- _EXERCISE DESCRIPTION_:
Your answer must be a single number: how many lines in the records include the word "icon".

App and web page records:
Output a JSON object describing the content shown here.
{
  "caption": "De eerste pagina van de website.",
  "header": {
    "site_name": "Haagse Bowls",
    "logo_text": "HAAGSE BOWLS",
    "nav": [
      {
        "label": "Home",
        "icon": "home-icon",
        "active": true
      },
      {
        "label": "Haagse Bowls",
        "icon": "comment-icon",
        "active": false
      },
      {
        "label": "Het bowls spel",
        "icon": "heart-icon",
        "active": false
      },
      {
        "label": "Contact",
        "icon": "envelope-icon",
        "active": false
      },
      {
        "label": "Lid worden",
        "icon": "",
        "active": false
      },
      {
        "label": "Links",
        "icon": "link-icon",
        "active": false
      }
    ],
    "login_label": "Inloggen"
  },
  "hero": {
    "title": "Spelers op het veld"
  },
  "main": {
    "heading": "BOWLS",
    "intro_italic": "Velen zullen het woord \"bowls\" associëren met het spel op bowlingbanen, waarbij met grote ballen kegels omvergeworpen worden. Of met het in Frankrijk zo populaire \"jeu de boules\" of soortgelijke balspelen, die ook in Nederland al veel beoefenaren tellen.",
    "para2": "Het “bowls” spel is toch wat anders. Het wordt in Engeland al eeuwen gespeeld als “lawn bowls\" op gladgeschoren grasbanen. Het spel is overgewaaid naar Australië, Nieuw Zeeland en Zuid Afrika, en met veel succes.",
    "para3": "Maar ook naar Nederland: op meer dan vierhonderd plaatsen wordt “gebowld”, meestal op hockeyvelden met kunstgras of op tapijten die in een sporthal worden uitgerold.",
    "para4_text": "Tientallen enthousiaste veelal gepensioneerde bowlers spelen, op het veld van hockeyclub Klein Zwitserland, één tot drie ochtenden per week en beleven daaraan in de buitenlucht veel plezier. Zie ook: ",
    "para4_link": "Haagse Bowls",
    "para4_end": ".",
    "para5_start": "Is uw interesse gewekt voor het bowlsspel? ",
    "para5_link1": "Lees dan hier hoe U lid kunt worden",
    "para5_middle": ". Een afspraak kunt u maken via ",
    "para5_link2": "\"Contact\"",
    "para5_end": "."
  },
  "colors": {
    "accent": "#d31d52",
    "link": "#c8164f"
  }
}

- _ANSWER BELOW_:
6